The new proprietors of the historic Tacony Music Hall are planning to convert the three-story office building into what they prefer to call a “sex-positive community center.” But before any of that happens, some regular neighborhood folks will meet there first.
The Tacony Civic Association will host a public meeting at the hall on Thursday night to review a zoning application that the building’s owner has filed on behalf of the newly formed Philly Music Hall LLC, an entity created to set up and oversee the operation of the members-only club. The meeting will start at 7 p.m. The hall is at Longshore Avenue and Edmund Street.
According to zoning documents being circulated by the civic association, the club must obtain a city permit that will allow it to present “live entertainment for more than 50 people” if it’s to operate legally. The city’s Department of Licenses and Inspection has categorized the proposed use as a nightclub or private club. Such a use requires a special exception in a commercial zone. The proprietor must ultimately appeal to the city’s Zoning Board of Adjustment for the special exception. But in accordance with the zoning code, the community gets to review the plans first.
Members of the civic association expressed uncertainty about the proposed club during their bimonthly general meeting on March 8. They wondered aloud about the nature of the sexual activity that may occur there, if alcohol would be served in the club and how it all might impact the neighborhood.

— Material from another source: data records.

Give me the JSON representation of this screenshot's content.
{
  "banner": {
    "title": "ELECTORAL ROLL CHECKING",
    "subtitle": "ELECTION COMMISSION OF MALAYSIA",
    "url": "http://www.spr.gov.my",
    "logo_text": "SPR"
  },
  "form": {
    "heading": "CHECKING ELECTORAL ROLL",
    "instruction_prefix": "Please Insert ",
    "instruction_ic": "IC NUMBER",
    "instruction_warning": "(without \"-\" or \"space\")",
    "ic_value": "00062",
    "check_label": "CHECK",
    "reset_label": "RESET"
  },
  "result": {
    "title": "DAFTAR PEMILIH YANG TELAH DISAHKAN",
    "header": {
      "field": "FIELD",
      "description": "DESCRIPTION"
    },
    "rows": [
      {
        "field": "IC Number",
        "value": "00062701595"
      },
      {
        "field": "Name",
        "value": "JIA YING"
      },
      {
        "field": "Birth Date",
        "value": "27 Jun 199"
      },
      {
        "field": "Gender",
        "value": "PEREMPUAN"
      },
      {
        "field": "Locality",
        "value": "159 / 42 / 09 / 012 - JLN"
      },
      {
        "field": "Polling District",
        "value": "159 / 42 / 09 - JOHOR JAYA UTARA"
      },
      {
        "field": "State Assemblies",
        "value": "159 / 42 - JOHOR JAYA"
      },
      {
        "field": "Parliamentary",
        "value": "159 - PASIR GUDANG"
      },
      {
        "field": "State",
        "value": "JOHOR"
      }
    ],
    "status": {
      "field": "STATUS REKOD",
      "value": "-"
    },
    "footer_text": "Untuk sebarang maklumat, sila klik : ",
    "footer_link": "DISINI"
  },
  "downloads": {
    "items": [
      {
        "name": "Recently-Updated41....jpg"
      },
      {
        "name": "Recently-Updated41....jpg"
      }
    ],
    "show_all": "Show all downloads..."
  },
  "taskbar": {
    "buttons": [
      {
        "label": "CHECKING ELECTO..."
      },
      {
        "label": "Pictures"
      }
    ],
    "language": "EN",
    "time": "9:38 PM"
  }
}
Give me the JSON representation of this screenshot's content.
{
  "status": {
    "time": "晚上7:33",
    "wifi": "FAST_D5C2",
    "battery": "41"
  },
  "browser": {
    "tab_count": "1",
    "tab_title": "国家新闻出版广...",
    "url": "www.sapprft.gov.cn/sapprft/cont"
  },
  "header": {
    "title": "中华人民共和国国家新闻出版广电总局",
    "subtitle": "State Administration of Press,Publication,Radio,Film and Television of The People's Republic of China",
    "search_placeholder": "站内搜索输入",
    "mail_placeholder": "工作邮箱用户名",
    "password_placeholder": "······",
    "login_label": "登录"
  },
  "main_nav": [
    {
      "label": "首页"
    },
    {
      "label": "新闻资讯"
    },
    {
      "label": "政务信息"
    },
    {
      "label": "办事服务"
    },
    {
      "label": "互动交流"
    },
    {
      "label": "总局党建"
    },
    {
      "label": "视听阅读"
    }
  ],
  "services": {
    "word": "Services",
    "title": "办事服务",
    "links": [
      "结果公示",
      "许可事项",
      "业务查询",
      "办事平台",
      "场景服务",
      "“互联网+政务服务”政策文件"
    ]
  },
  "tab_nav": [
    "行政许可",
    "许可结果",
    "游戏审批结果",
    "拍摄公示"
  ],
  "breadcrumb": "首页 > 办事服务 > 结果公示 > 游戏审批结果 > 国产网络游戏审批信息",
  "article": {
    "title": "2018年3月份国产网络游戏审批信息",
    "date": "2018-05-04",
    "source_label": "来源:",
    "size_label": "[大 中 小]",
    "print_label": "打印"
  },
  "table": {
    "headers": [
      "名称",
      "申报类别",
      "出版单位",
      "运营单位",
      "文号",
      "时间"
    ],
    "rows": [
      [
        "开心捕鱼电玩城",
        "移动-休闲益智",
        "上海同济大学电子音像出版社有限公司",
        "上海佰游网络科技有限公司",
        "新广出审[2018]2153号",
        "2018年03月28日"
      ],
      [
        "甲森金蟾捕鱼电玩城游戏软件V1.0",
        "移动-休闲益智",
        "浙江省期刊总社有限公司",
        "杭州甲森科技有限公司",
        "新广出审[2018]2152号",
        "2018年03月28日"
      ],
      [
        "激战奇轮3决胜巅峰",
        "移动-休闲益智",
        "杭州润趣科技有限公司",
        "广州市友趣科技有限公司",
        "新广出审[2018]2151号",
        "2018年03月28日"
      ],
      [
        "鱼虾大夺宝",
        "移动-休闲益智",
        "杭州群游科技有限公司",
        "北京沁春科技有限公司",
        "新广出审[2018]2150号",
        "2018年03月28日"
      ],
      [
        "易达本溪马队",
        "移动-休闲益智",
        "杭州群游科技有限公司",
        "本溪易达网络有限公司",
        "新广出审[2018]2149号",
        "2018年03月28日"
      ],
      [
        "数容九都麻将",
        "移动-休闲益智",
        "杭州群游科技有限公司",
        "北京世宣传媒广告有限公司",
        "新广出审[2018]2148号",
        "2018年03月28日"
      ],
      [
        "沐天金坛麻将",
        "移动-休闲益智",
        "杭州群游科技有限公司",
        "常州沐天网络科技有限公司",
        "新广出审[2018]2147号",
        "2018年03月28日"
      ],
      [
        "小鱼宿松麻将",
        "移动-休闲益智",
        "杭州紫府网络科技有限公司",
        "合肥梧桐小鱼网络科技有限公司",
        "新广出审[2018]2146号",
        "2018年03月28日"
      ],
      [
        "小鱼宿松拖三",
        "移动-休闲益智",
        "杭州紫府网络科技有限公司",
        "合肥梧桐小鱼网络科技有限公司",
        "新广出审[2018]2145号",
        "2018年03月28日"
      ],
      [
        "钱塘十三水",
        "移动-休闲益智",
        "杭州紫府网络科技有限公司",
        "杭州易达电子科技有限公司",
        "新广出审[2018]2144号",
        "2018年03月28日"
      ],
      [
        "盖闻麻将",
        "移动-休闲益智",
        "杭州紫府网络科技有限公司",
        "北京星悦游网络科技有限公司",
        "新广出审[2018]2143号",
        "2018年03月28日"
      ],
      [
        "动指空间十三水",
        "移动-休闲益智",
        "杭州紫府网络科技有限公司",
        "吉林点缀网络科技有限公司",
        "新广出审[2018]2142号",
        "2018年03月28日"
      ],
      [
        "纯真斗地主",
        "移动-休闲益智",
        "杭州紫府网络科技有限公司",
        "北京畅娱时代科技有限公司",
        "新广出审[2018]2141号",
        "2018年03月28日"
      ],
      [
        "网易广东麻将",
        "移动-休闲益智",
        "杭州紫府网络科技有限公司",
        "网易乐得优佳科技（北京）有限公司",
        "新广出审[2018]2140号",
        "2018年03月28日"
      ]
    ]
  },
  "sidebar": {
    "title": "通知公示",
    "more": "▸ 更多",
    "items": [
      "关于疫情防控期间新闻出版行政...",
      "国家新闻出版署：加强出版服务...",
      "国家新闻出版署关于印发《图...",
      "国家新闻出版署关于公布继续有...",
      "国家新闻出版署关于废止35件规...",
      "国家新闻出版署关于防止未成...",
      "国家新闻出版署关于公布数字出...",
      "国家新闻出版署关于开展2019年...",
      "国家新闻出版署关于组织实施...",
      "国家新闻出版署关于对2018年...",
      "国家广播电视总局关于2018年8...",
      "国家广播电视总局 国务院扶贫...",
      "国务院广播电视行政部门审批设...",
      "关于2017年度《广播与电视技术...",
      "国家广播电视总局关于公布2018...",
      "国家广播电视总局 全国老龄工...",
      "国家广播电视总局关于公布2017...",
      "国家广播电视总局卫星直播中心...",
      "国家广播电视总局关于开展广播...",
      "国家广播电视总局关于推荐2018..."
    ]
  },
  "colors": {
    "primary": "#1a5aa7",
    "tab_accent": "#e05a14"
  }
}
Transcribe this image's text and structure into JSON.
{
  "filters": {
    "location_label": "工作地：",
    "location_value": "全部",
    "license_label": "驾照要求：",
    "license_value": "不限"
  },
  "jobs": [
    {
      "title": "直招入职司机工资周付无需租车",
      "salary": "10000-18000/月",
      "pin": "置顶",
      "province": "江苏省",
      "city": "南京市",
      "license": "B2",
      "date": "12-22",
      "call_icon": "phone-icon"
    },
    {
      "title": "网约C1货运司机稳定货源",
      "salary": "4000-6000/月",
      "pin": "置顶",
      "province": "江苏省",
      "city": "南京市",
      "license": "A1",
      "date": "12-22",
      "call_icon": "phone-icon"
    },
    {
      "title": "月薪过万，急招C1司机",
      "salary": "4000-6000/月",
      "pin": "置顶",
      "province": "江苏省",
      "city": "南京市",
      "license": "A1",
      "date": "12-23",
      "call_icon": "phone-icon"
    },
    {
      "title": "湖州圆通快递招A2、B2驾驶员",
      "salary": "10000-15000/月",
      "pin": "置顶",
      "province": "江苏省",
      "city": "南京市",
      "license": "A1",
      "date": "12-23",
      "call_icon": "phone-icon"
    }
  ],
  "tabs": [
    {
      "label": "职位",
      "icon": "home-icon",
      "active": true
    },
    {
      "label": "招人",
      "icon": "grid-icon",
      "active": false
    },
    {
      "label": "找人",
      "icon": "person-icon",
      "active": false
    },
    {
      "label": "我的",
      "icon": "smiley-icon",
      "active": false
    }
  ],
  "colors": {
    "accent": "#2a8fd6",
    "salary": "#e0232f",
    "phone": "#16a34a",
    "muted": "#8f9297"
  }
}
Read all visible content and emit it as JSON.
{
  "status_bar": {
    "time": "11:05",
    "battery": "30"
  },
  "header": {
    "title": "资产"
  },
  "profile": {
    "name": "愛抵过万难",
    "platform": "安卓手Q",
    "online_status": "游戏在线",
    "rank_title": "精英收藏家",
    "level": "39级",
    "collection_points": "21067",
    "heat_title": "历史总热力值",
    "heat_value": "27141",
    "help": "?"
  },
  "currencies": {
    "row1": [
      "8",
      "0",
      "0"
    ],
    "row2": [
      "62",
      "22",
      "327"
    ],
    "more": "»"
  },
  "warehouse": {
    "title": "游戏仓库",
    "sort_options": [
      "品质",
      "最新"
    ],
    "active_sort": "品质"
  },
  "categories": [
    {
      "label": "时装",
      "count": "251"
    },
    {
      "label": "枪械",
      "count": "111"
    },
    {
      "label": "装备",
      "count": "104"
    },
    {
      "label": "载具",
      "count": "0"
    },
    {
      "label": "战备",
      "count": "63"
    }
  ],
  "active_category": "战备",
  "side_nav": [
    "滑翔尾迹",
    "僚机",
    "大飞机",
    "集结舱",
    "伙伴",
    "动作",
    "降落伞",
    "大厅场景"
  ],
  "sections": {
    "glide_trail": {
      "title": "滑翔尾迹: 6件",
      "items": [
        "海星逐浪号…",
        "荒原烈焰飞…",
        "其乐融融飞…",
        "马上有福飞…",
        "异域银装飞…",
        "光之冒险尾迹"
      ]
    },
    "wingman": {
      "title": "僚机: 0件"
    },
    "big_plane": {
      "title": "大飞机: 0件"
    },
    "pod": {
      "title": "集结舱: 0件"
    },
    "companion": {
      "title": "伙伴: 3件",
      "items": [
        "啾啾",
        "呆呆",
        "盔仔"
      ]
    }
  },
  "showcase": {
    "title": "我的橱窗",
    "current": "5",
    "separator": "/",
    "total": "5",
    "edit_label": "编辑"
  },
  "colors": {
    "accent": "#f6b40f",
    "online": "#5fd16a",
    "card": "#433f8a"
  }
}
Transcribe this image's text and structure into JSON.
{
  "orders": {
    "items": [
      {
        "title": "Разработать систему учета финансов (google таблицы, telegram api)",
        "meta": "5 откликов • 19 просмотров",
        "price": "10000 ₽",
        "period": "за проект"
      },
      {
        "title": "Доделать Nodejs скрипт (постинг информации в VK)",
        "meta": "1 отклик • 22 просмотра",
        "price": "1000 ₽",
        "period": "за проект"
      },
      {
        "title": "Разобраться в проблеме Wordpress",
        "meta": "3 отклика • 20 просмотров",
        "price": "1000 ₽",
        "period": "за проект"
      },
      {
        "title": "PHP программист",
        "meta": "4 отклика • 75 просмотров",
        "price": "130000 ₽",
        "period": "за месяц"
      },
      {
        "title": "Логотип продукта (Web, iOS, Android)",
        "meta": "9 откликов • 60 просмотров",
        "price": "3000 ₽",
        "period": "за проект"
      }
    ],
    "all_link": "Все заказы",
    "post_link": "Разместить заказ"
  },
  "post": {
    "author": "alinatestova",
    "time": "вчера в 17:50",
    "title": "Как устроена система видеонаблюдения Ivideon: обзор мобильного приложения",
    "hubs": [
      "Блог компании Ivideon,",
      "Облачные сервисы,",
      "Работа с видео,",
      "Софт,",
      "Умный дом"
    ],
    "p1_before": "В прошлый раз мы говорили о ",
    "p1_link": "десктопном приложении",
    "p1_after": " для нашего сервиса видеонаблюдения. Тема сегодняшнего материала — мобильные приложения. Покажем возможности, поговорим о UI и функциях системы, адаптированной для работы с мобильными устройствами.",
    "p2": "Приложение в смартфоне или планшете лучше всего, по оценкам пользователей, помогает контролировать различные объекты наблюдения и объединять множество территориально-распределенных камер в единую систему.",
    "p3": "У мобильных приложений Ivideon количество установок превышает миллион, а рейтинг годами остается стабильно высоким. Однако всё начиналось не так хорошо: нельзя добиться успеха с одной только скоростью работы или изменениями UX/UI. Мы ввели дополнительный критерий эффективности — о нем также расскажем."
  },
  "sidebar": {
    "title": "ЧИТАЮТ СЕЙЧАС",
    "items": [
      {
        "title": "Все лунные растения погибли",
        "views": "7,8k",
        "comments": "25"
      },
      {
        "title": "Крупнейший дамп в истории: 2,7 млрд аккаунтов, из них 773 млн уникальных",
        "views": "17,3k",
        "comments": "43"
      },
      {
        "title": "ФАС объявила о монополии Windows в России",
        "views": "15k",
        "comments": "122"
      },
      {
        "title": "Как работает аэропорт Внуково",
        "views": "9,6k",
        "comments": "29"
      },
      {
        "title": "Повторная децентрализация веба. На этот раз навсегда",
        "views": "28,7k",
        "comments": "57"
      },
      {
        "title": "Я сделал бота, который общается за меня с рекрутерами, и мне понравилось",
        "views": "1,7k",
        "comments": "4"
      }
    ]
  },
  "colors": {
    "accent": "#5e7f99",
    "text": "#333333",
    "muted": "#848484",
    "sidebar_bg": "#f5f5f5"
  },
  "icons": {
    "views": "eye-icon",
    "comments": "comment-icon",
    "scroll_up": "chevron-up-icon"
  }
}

They pondered if the people behind the club were the same as those who tried and failed to start an alleged after-hours “swingers” club in the former Rosewood Caterers last May.
One of Philly Music Hall’s principal organizers, Deborah Rose Hinchey, insists that her group’s effort has nothing to do with what happened at the Rosewood.
Reached by the Northeast Times last week, Hinchey said that her group is striving to create “a community center serving those who are marginalized for their sexual identities.” As a group, they refer to themselves as the “alt-sex community.” The term covers those who identify as lesbian, gay, bisexual, transgender or transsexual, as well as those who identify as queer, intersex or asexual and those who practice non-traditional relationship styles such as those in polyamorous or open relationships.
Would people be allowed to have sex inside the Music Hall? Yes, Hinchey said. Would there be consumption of alcohol or other intoxicants on the premises? Definitely not, she said. Intoxication can undermine the group’s goal of offering members a comfortable, safe venue for sex between or among consenting adults. Nobody under 18 will be permitted.
Whether the community and the zoning board sees the Music Hall as a fit for the club will be determined later. The red-brick Victorian building has a distinguished history as a community landmark.
Completed in 1885, it sits in the original Disston Estate and as such is subject to a deed restriction banning the production or sale of alcohol on site. Originally, it served as an entertainment hall, library and community center for the “company town” populated by the employees of Henry Disston’s saw works and their families.
In 1965, the zoning approved its use as a furniture warehouse. Louis and Antoinette Iatarola bought the building in 1989 and established a real estate agency there. The building also became home to the archives of the Tacony Historical Society under the leadership of the couple’s son, Louis M. Iatarola. In 1995, the zoning board approved the opening of a child daycare on the first floor. About five years ago, the Iatarolas allowed the Tacony Community Development Corporation to set up an office there.
Last year, the Iatarolas decided it was time to sell the building. Harry Leff bought it for an undisclosed price in December. The city’s online property records do not reflect the latest sale.
According to Louis M. Iatarola, Leff and Hinchey toured the building together before the sale but didn’t go into much detail about how they planned to use it. Iatarola’s real estate office, the historical society and the CDC have moved to 6913 Tulip St. ••